▶ EXTRACTED ENTRIES:
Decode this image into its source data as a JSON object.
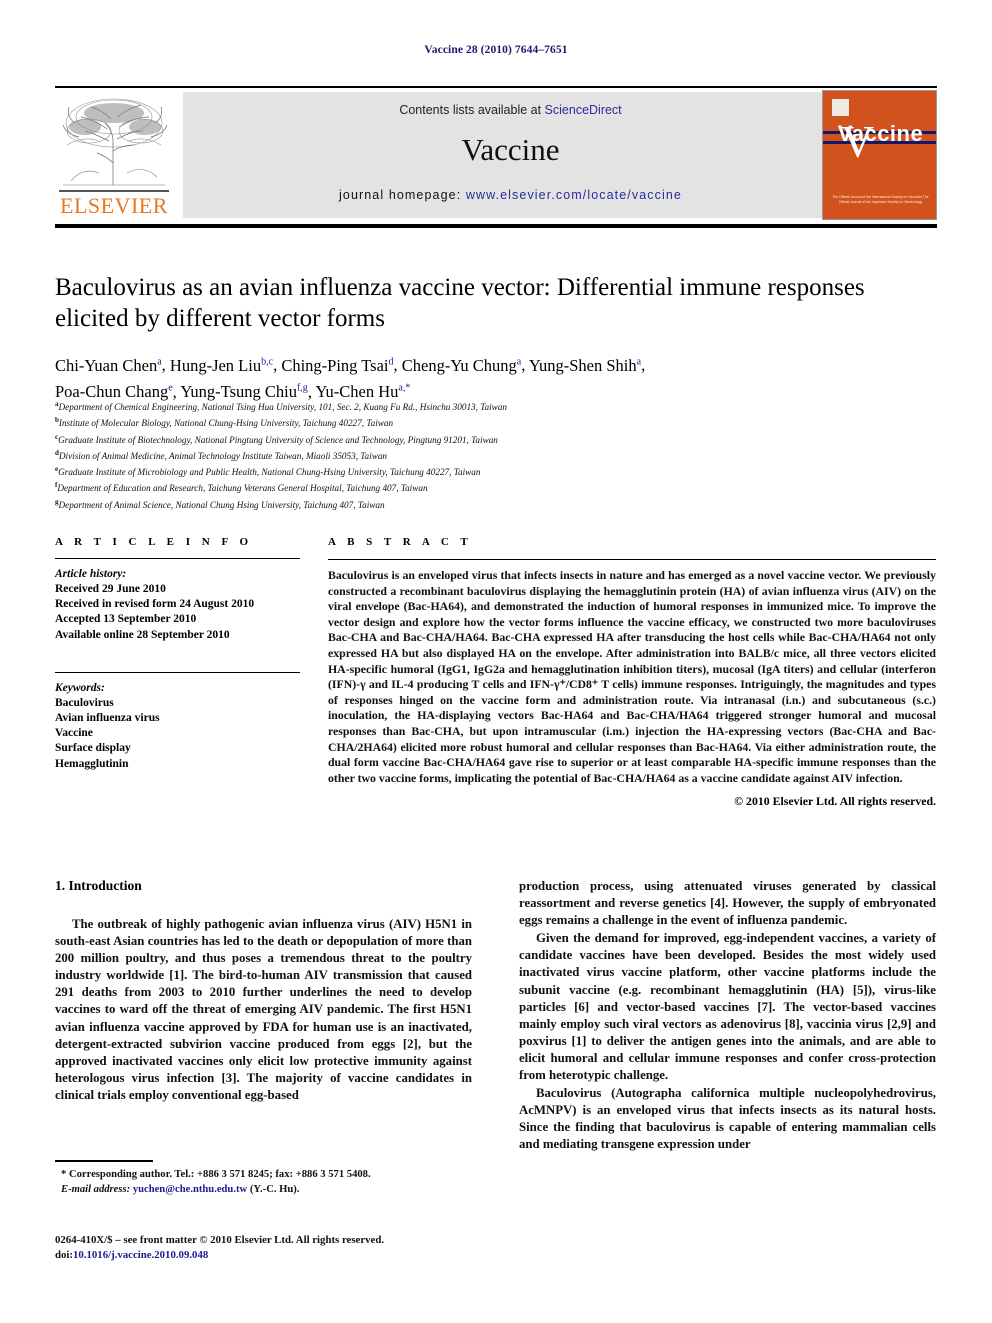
{
  "running_head": "Vaccine 28 (2010) 7644–7651",
  "masthead": {
    "contents_prefix": "Contents lists available at ",
    "sciencedirect": "ScienceDirect",
    "journal_name": "Vaccine",
    "homepage_prefix": "journal homepage: ",
    "homepage_url": "www.elsevier.com/locate/vaccine",
    "elsevier_wordmark": "ELSEVIER",
    "cover_title": "Vaccine",
    "cover_footer": "The Official Journal of the International Society for Vaccines\nThe Official Journal of the Japanese Society for Vaccinology",
    "accent_orange": "#E87722",
    "link_blue": "#2b2b9e"
  },
  "article": {
    "title": "Baculovirus as an avian influenza vaccine vector: Differential immune responses elicited by different vector forms",
    "authors_line_1": "Chi-Yuan Chen",
    "authors": [
      {
        "name": "Chi-Yuan Chen",
        "marks": "a"
      },
      {
        "name": "Hung-Jen Liu",
        "marks": "b,c"
      },
      {
        "name": "Ching-Ping Tsai",
        "marks": "d"
      },
      {
        "name": "Cheng-Yu Chung",
        "marks": "a"
      },
      {
        "name": "Yung-Shen Shih",
        "marks": "a"
      },
      {
        "name": "Poa-Chun Chang",
        "marks": "e"
      },
      {
        "name": "Yung-Tsung Chiu",
        "marks": "f,g"
      },
      {
        "name": "Yu-Chen Hu",
        "marks": "a,*"
      }
    ],
    "affiliations": [
      {
        "mark": "a",
        "text": "Department of Chemical Engineering, National Tsing Hua University, 101, Sec. 2, Kuang Fu Rd., Hsinchu 30013, Taiwan"
      },
      {
        "mark": "b",
        "text": "Institute of Molecular Biology, National Chung-Hsing University, Taichung 40227, Taiwan"
      },
      {
        "mark": "c",
        "text": "Graduate Institute of Biotechnology, National Pingtung University of Science and Technology, Pingtung 91201, Taiwan"
      },
      {
        "mark": "d",
        "text": "Division of Animal Medicine, Animal Technology Institute Taiwan, Miaoli 35053, Taiwan"
      },
      {
        "mark": "e",
        "text": "Graduate Institute of Microbiology and Public Health, National Chung-Hsing University, Taichung 40227, Taiwan"
      },
      {
        "mark": "f",
        "text": "Department of Education and Research, Taichung Veterans General Hospital, Taichung 407, Taiwan"
      },
      {
        "mark": "g",
        "text": "Department of Animal Science, National Chung Hsing University, Taichung 407, Taiwan"
      }
    ]
  },
  "article_info": {
    "heading": "A R T I C L E   I N F O",
    "history_label": "Article history:",
    "history": [
      "Received 29 June 2010",
      "Received in revised form 24 August 2010",
      "Accepted 13 September 2010",
      "Available online 28 September 2010"
    ],
    "keywords_label": "Keywords:",
    "keywords": [
      "Baculovirus",
      "Avian influenza virus",
      "Vaccine",
      "Surface display",
      "Hemagglutinin"
    ]
  },
  "abstract": {
    "heading": "A B S T R A C T",
    "text": "Baculovirus is an enveloped virus that infects insects in nature and has emerged as a novel vaccine vector. We previously constructed a recombinant baculovirus displaying the hemagglutinin protein (HA) of avian influenza virus (AIV) on the viral envelope (Bac-HA64), and demonstrated the induction of humoral responses in immunized mice. To improve the vector design and explore how the vector forms influence the vaccine efficacy, we constructed two more baculoviruses Bac-CHA and Bac-CHA/HA64. Bac-CHA expressed HA after transducing the host cells while Bac-CHA/HA64 not only expressed HA but also displayed HA on the envelope. After administration into BALB/c mice, all three vectors elicited HA-specific humoral (IgG1, IgG2a and hemagglutination inhibition titers), mucosal (IgA titers) and cellular (interferon (IFN)-γ and IL-4 producing T cells and IFN-γ⁺/CD8⁺ T cells) immune responses. Intriguingly, the magnitudes and types of responses hinged on the vaccine form and administration route. Via intranasal (i.n.) and subcutaneous (s.c.) inoculation, the HA-displaying vectors Bac-HA64 and Bac-CHA/HA64 triggered stronger humoral and mucosal responses than Bac-CHA, but upon intramuscular (i.m.) injection the HA-expressing vectors (Bac-CHA and Bac-CHA/2HA64) elicited more robust humoral and cellular responses than Bac-HA64. Via either administration route, the dual form vaccine Bac-CHA/HA64 gave rise to superior or at least comparable HA-specific immune responses than the other two vaccine forms, implicating the potential of Bac-CHA/HA64 as a vaccine candidate against AIV infection.",
    "copyright": "© 2010 Elsevier Ltd. All rights reserved."
  },
  "body": {
    "section_heading": "1. Introduction",
    "left_paragraphs": [
      "The outbreak of highly pathogenic avian influenza virus (AIV) H5N1 in south-east Asian countries has led to the death or depopulation of more than 200 million poultry, and thus poses a tremendous threat to the poultry industry worldwide [1]. The bird-to-human AIV transmission that caused 291 deaths from 2003 to 2010 further underlines the need to develop vaccines to ward off the threat of emerging AIV pandemic. The first H5N1 avian influenza vaccine approved by FDA for human use is an inactivated, detergent-extracted subvirion vaccine produced from eggs [2], but the approved inactivated vaccines only elicit low protective immunity against heterologous virus infection [3]. The majority of vaccine candidates in clinical trials employ conventional egg-based"
    ],
    "right_paragraphs": [
      "production process, using attenuated viruses generated by classical reassortment and reverse genetics [4]. However, the supply of embryonated eggs remains a challenge in the event of influenza pandemic.",
      "Given the demand for improved, egg-independent vaccines, a variety of candidate vaccines have been developed. Besides the most widely used inactivated virus vaccine platform, other vaccine platforms include the subunit vaccine (e.g. recombinant hemagglutinin (HA) [5]), virus-like particles [6] and vector-based vaccines [7]. The vector-based vaccines mainly employ such viral vectors as adenovirus [8], vaccinia virus [2,9] and poxvirus [1] to deliver the antigen genes into the animals, and are able to elicit humoral and cellular immune responses and confer cross-protection from heterotypic challenge.",
      "Baculovirus (Autographa californica multiple nucleopolyhedrovirus, AcMNPV) is an enveloped virus that infects insects as its natural hosts. Since the finding that baculovirus is capable of entering mammalian cells and mediating transgene expression under"
    ]
  },
  "footnotes": {
    "corresponding": "* Corresponding author. Tel.: +886 3 571 8245; fax: +886 3 571 5408.",
    "email_label": "E-mail address:",
    "email": "yuchen@che.nthu.edu.tw",
    "email_suffix": "(Y.-C. Hu).",
    "imprint": "0264-410X/$ – see front matter © 2010 Elsevier Ltd. All rights reserved.",
    "doi_label": "doi:",
    "doi": "10.1016/j.vaccine.2010.09.048"
  }
}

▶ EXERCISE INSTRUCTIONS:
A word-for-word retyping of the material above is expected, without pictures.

▶ FINISHED EXERCISE:
Decode this image into its source data as a JSON object.
{
  "running_head": "Vaccine 28 (2010) 7644–7651",
  "masthead": {
    "contents_prefix": "Contents lists available at ",
    "sciencedirect": "ScienceDirect",
    "journal_name": "Vaccine",
    "homepage_prefix": "journal homepage: ",
    "homepage_url": "www.elsevier.com/locate/vaccine",
    "elsevier_wordmark": "ELSEVIER",
    "cover_title": "Vaccine",
    "cover_footer": "The Official Journal of the International Society for Vaccines\nThe Official Journal of the Japanese Society for Vaccinology",
    "accent_orange": "#E87722",
    "link_blue": "#2b2b9e"
  },
  "article": {
    "title": "Baculovirus as an avian influenza vaccine vector: Differential immune responses elicited by different vector forms",
    "authors_line_1": "Chi-Yuan Chen",
    "authors": [
      {
        "name": "Chi-Yuan Chen",
        "marks": "a"
      },
      {
        "name": "Hung-Jen Liu",
        "marks": "b,c"
      },
      {
        "name": "Ching-Ping Tsai",
        "marks": "d"
      },
      {
        "name": "Cheng-Yu Chung",
        "marks": "a"
      },
      {
        "name": "Yung-Shen Shih",
        "marks": "a"
      },
      {
        "name": "Poa-Chun Chang",
        "marks": "e"
      },
      {
        "name": "Yung-Tsung Chiu",
        "marks": "f,g"
      },
      {
        "name": "Yu-Chen Hu",
        "marks": "a,*"
      }
    ],
    "affiliations": [
      {
        "mark": "a",
        "text": "Department of Chemical Engineering, National Tsing Hua University, 101, Sec. 2, Kuang Fu Rd., Hsinchu 30013, Taiwan"
      },
      {
        "mark": "b",
        "text": "Institute of Molecular Biology, National Chung-Hsing University, Taichung 40227, Taiwan"
      },
      {
        "mark": "c",
        "text": "Graduate Institute of Biotechnology, National Pingtung University of Science and Technology, Pingtung 91201, Taiwan"
      },
      {
        "mark": "d",
        "text": "Division of Animal Medicine, Animal Technology Institute Taiwan, Miaoli 35053, Taiwan"
      },
      {
        "mark": "e",
        "text": "Graduate Institute of Microbiology and Public Health, National Chung-Hsing University, Taichung 40227, Taiwan"
      },
      {
        "mark": "f",
        "text": "Department of Education and Research, Taichung Veterans General Hospital, Taichung 407, Taiwan"
      },
      {
        "mark": "g",
        "text": "Department of Animal Science, National Chung Hsing University, Taichung 407, Taiwan"
      }
    ]
  },
  "article_info": {
    "heading": "A R T I C L E   I N F O",
    "history_label": "Article history:",
    "history": [
      "Received 29 June 2010",
      "Received in revised form 24 August 2010",
      "Accepted 13 September 2010",
      "Available online 28 September 2010"
    ],
    "keywords_label": "Keywords:",
    "keywords": [
      "Baculovirus",
      "Avian influenza virus",
      "Vaccine",
      "Surface display",
      "Hemagglutinin"
    ]
  },
  "abstract": {
    "heading": "A B S T R A C T",
    "text": "Baculovirus is an enveloped virus that infects insects in nature and has emerged as a novel vaccine vector. We previously constructed a recombinant baculovirus displaying the hemagglutinin protein (HA) of avian influenza virus (AIV) on the viral envelope (Bac-HA64), and demonstrated the induction of humoral responses in immunized mice. To improve the vector design and explore how the vector forms influence the vaccine efficacy, we constructed two more baculoviruses Bac-CHA and Bac-CHA/HA64. Bac-CHA expressed HA after transducing the host cells while Bac-CHA/HA64 not only expressed HA but also displayed HA on the envelope. After administration into BALB/c mice, all three vectors elicited HA-specific humoral (IgG1, IgG2a and hemagglutination inhibition titers), mucosal (IgA titers) and cellular (interferon (IFN)-γ and IL-4 producing T cells and IFN-γ⁺/CD8⁺ T cells) immune responses. Intriguingly, the magnitudes and types of responses hinged on the vaccine form and administration route. Via intranasal (i.n.) and subcutaneous (s.c.) inoculation, the HA-displaying vectors Bac-HA64 and Bac-CHA/HA64 triggered stronger humoral and mucosal responses than Bac-CHA, but upon intramuscular (i.m.) injection the HA-expressing vectors (Bac-CHA and Bac-CHA/2HA64) elicited more robust humoral and cellular responses than Bac-HA64. Via either administration route, the dual form vaccine Bac-CHA/HA64 gave rise to superior or at least comparable HA-specific immune responses than the other two vaccine forms, implicating the potential of Bac-CHA/HA64 as a vaccine candidate against AIV infection.",
    "copyright": "© 2010 Elsevier Ltd. All rights reserved."
  },
  "body": {
    "section_heading": "1. Introduction",
    "left_paragraphs": [
      "The outbreak of highly pathogenic avian influenza virus (AIV) H5N1 in south-east Asian countries has led to the death or depopulation of more than 200 million poultry, and thus poses a tremendous threat to the poultry industry worldwide [1]. The bird-to-human AIV transmission that caused 291 deaths from 2003 to 2010 further underlines the need to develop vaccines to ward off the threat of emerging AIV pandemic. The first H5N1 avian influenza vaccine approved by FDA for human use is an inactivated, detergent-extracted subvirion vaccine produced from eggs [2], but the approved inactivated vaccines only elicit low protective immunity against heterologous virus infection [3]. The majority of vaccine candidates in clinical trials employ conventional egg-based"
    ],
    "right_paragraphs": [
      "production process, using attenuated viruses generated by classical reassortment and reverse genetics [4]. However, the supply of embryonated eggs remains a challenge in the event of influenza pandemic.",
      "Given the demand for improved, egg-independent vaccines, a variety of candidate vaccines have been developed. Besides the most widely used inactivated virus vaccine platform, other vaccine platforms include the subunit vaccine (e.g. recombinant hemagglutinin (HA) [5]), virus-like particles [6] and vector-based vaccines [7]. The vector-based vaccines mainly employ such viral vectors as adenovirus [8], vaccinia virus [2,9] and poxvirus [1] to deliver the antigen genes into the animals, and are able to elicit humoral and cellular immune responses and confer cross-protection from heterotypic challenge.",
      "Baculovirus (Autographa californica multiple nucleopolyhedrovirus, AcMNPV) is an enveloped virus that infects insects as its natural hosts. Since the finding that baculovirus is capable of entering mammalian cells and mediating transgene expression under"
    ]
  },
  "footnotes": {
    "corresponding": "* Corresponding author. Tel.: +886 3 571 8245; fax: +886 3 571 5408.",
    "email_label": "E-mail address:",
    "email": "yuchen@che.nthu.edu.tw",
    "email_suffix": "(Y.-C. Hu).",
    "imprint": "0264-410X/$ – see front matter © 2010 Elsevier Ltd. All rights reserved.",
    "doi_label": "doi:",
    "doi": "10.1016/j.vaccine.2010.09.048"
  }
}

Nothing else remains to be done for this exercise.